Modeling Non-Point Pollution and Erosion Into Gulf Coast Bays and Marshes

Greg Easson, Lynn Francis and Justin Janaskie
The University of Mississippi Geoinformatics Center


Evaluate model performance using better precipitation data for the Nonpoint Source Pollution and Erosion Comparison Tool (N-SPECT) to generate outputs that are more accurate.

Project Overview

Non-point source pollution is a major contributor to the decline in water quality in coastal areas. This type of erosion cannot be traced to a single point outlet, but rather to an area. In the rapidly developing coastal areas the source of the pollution may come from development and land clearing, deforestation, agriculture, lawn fertilizers and farm practices. NOAA’s GIS based spatially distributed Nonpoint Source Pollution and Erosion Comparison Tool (N-SPECT) model was designed to compare the effects of different land cover and land use practices on pollutant yields.

N-SPECT helps coastal managers and decision makers predict potential water quality impacts from non-point sources by predicting surface flow. Users must enter information about their area of interest such as a land use/land cover grid, digital elevation model, precipitation info, and a gridded soil map. The model uses variations of the Universal Soil Loss Equation (USLE) to predict surface runoff. Land cover change scenarios such as forest clearing or potential development may be simulated to predict the effect these changes may have.

Figure 1: Hurricane Georges rainfall accumulation.

Figure 1: Hurricane Georges rainfall accumulation.

Precipitation is a very important model input and currently the model uses data derived from point estimates or modeled from local climate and rainfall data. In this project, the University of Mississippi will work with NOAA-CSC to integrate existing and next generation precipitation data streams into N-SPECT for testing on two estuaries in the Gulf of Mexico. The two estuaries will be St. Louis Bay and the Mississippi Sound at Pascagoula. Well-documented rainfall events such as tropical storms or hurricanes will be used for comparison.

Figure 2: Data input for the N-SPECT model.

Figure 2: Data input for the N-SPECT model.


NASA’s Global Precipitation Measurement Mission (GPM) planned for launch in 2013 may improve coastal water quality decisions by replacing the coarse resolution (4 km X 4 km) gridded data, derived from point sources, used in the N-SPECT model with much higher resolution (250 m and 500 m) gridded, georeferenced continuous precipitation measurements. The GMI sensor on GPM will provide improved spatial resolution compared to the TMI sensor on NASA’ s Tropical Rainfall Measuring Mission (TRMM) which was launched in 1997 jointly by NASA and the Japan Aerospace Exploration Agency (JAXA). The TRMM mission has been providing precipitation data operationally since 1998 and is the only precipitation radar currently in orbit providing an alternative for comparisons of rainfall measurement in N-SPECT.

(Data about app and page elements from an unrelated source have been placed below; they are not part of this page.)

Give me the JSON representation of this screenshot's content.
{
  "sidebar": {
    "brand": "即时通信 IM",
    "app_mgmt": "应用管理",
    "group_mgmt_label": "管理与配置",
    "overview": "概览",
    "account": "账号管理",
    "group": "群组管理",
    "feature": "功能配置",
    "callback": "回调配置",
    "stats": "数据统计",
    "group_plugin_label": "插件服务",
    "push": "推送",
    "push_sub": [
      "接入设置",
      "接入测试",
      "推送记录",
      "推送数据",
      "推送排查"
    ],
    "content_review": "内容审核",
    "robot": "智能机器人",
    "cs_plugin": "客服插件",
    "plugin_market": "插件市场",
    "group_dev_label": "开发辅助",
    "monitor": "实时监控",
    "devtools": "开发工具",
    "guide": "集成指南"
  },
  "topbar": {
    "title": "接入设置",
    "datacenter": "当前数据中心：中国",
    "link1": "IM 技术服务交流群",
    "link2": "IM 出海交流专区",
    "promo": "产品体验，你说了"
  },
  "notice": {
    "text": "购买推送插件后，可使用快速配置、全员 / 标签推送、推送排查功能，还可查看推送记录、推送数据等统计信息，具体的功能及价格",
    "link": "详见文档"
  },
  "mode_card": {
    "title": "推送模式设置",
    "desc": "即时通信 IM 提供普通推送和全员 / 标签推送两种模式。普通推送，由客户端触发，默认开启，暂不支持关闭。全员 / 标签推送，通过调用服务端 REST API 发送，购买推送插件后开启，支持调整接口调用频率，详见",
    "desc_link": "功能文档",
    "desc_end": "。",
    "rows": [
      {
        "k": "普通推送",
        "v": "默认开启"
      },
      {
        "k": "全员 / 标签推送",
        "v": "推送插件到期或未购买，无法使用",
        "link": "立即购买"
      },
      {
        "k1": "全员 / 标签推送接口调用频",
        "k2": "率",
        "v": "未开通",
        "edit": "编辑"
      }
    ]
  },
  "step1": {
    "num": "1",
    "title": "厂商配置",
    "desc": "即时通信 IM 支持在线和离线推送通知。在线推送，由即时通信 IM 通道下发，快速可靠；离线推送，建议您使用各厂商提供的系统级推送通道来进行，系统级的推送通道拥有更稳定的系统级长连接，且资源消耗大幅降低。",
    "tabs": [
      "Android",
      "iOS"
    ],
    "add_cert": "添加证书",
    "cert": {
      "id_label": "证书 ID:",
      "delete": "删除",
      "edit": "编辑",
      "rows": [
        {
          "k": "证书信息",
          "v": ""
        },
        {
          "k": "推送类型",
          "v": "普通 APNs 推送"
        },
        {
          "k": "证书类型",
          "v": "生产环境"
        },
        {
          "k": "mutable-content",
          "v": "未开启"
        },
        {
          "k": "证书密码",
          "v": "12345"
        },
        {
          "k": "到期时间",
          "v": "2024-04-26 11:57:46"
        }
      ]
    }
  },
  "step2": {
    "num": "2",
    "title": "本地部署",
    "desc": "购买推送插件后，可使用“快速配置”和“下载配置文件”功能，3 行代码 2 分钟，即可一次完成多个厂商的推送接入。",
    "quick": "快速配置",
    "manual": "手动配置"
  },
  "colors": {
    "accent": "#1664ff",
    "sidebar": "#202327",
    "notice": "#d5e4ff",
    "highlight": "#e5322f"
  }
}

Expected Impacts

This project will compare N-SPECT results from traditional sources with simulated GPM sources derived from TRMM data and is expected to generate more accurate data outputs from the model with the increased resolutions.

Contact Information

For more information, please contact Greg Easson
Phone: +1 (662) 915-7320